“No,” I say, sitting back in my chair.
Asphodel’s face is frozen. “Please, don’t be shy, my betrothed. You must be famished after your travels.”
“I’m quite content,” I say, shrugging a shoulder. “If I am to eat, I want it to be real food. Illusion cannot nourish me.”
It’s like I ripped the rug out from under him. He leans back and considers me for a long time.
“You were warned?” he asks narrowing his eyes at me.
“About what?” I ask in return. “That you are evil, and I shouldn’t trust you?”
“I am no more evil than you are,” he tells me in his purring voice. “And I, too, long for what is real. One could even say it has become my defining purpose.”
I have no idea what he means by that. “Yet you live in an illusion,” I say, gesturing to the cavernous hall around us.
“And you don’t?” he asks.
He waves a hand and the food disappears. The table is empty except for the candelabras and our place settings. Asphodel leans around his high-backed chair and snaps his fingers. Ghost Suit hurries forward out of the shadows.
“Bring us real food,” Asphodel orders.
Ghost Suit leaves us, and Asphodel and I stare at each other. Ever since I got out of the tub, there’s something that’s been bothering me. I have to ask.
“Am I naked and dirty right now?” I blurt out.
I’ve managed to stump him. “I don’t understand—”
“The bath. The dress. Are they real or am I sitting here naked and covered in filth?”
Asphodel the Evil Sorcerer chuckles. When he isn’t mocking me, his laugh is infectious. “Your room and everything in it is real, although the view is not.”

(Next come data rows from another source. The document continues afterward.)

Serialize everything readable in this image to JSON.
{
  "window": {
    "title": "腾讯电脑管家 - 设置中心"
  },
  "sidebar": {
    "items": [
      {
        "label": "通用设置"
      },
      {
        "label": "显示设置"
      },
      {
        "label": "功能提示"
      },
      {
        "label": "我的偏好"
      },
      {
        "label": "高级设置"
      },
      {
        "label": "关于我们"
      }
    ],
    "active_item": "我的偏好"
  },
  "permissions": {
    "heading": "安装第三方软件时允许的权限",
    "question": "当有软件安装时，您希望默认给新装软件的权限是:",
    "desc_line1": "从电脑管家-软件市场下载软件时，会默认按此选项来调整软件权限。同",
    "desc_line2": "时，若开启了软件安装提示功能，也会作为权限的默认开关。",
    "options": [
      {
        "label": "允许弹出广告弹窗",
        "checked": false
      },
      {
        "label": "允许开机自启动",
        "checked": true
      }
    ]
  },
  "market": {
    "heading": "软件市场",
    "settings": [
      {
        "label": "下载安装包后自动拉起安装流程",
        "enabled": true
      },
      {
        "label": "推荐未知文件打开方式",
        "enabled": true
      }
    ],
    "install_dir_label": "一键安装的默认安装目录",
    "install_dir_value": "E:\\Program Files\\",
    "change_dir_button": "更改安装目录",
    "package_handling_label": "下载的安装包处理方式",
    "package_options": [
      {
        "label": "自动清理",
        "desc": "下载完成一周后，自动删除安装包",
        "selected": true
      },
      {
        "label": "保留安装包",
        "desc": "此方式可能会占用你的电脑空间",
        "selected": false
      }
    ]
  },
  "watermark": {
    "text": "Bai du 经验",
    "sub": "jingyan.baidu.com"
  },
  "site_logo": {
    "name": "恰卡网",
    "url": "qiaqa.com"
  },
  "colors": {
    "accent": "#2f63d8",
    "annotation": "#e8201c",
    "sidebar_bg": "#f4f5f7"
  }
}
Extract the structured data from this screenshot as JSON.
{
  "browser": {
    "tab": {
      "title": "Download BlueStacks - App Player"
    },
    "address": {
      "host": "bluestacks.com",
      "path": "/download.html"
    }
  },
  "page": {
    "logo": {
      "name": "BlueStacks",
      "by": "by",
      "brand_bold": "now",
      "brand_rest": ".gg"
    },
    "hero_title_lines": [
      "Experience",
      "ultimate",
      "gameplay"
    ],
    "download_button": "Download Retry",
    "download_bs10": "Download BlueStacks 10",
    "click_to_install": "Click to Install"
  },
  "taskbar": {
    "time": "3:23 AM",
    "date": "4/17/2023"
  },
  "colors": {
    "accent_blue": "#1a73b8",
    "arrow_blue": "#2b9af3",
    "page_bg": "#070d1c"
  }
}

“Oh good,” I sigh.
He tips his head to the side, considering me. “You came down here, sat at the table, and have engaged in this discourse, knowing full well that there was a chance you did so while naked?”
“I figured you’ve seen worse things.”

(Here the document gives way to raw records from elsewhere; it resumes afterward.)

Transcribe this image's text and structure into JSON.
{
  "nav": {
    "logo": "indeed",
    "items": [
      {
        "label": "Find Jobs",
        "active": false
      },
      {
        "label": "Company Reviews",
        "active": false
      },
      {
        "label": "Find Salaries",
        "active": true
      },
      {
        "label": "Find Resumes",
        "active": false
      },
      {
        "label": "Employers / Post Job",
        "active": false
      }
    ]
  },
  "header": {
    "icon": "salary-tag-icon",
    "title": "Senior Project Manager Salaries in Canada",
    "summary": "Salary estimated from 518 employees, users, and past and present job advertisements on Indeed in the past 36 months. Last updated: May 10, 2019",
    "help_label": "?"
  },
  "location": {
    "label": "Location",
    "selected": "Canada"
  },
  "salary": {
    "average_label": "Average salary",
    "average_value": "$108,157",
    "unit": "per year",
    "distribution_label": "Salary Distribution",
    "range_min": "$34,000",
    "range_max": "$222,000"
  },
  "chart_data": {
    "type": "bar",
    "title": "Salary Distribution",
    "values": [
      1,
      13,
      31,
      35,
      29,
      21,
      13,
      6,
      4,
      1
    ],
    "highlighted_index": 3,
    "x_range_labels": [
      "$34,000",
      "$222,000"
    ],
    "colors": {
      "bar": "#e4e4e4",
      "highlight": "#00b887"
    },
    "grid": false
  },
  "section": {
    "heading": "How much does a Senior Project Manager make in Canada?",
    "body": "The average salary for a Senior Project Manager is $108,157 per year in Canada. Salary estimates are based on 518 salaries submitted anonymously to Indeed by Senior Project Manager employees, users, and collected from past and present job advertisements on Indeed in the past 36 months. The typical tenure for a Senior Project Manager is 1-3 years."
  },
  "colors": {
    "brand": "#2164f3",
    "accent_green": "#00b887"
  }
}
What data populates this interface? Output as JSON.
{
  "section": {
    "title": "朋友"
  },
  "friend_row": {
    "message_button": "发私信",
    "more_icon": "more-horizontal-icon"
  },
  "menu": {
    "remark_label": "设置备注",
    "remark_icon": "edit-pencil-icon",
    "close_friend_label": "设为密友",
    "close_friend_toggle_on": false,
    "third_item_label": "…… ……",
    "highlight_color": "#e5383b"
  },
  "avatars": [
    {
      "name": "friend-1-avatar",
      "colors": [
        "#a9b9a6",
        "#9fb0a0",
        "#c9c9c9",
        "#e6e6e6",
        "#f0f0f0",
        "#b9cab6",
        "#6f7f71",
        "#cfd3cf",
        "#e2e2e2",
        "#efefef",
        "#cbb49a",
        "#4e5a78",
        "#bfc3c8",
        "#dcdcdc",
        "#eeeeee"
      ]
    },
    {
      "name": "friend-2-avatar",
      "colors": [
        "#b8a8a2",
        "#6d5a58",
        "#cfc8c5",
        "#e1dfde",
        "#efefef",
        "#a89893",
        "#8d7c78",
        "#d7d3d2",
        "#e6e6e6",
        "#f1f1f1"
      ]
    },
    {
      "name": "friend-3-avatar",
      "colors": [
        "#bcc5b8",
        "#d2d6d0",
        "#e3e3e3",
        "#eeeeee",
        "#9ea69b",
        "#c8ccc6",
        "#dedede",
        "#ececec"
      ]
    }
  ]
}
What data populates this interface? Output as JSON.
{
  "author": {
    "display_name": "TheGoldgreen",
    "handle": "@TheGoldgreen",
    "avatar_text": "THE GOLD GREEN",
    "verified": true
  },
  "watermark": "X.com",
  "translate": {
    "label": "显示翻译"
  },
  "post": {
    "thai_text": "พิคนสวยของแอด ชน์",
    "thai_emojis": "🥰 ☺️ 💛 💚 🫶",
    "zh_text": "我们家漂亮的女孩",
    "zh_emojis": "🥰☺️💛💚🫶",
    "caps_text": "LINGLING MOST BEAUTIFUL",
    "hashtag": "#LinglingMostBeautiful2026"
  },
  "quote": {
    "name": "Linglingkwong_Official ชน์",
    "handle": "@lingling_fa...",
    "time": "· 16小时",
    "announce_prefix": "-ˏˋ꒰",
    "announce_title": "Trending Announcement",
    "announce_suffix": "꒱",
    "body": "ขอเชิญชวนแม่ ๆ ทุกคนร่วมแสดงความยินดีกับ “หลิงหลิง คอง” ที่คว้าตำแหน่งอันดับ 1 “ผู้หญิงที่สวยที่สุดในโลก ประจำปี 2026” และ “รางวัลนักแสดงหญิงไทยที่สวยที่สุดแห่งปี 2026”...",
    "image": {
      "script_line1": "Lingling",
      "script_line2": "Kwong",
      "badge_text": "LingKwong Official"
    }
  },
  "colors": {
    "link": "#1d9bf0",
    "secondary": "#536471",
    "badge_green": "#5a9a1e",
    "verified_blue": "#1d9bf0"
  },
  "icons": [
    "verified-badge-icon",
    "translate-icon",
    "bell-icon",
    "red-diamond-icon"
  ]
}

He shakes his head with a bemused smile on his face. “You surprise me, Princess.”
I think of the knives I’ve got stowed in this boat of a dress. “May I continue to do so,” I reply, smiling back.
Maybe he catches the edge of malice in my tone because I think I see his eyes flash, and whatever warmth had been in his smile vanishes.
“So, Princess. Tell me about your travels. From the state of you when you arrived, I would say they were arduous.”
“Indeed. I encountered ruffians,” I say.
His eyes widen, playing his part. “And yet you made it here? Unmolested?”
“I had a champion.”
Asphodel leans forward. “Do tell me his name, so I may reward him.”
“I also encountered Thralls,” I continue, ignoring his request. “Which reminds me, what do you plan on giving me as a wedding present?”
He frowns, not able to follow my train of thought. “Tell me what you desire, and I shall do my best to make it yours.”
“I desire for you to release my father’s soul, and the souls of all those you have enslaved.” He laughs in my face. It’s not his nice laugh, but I was expecting as much. “You have no need to make vassals of the dead,” I counter cheerily. “For when we are wed the whole kingdom will be yours.”
Asphodel leans an elbow on the table and props his chin on his fist as he looks at me, fascinated. “You’re assuming what I want is to be king.”
Hang on. “Has that not been your demand?”
“Well, yes, but it was meant to be an impossible one.” He makes a pouty face—a really good-looking pouty face, but still one I want to punch. “Poor girl. You came here thinking you had something I wanted, but I don’t want to rule this land. I want to destroy it.”
I stare at him for a while. In books, every evil sorcerer wants to destroy the world, but when you get down to brass tacks, that makes no sense.
“Why?” I ask. I’m still trying to get my head around it. “Why would anyone want that? You live here, don’t you?”
Asphodel stands. “My reasons are my own. And you, child, could scarce understand them.”
As he walks away, I stand and call after him. “Then I may leave?”
He stops and turns. “Whatever gave you that idea?”
“You have no need of me,” I say, resisting the urge to beg. “May I go?”
“Oh, no,” he says, amused. “Sir Torvold the Bold is the best knight I’ve encountered in a hundred years. I wouldn’t dream of facing him without some kind of edge. My informant tells me he’s quite taken with you. Imagine how distraught he’ll be when he sees you by my side at Knob Knoll.” He saunters out of the room and calls over his shoulder, “Enjoy your real food, Princess.”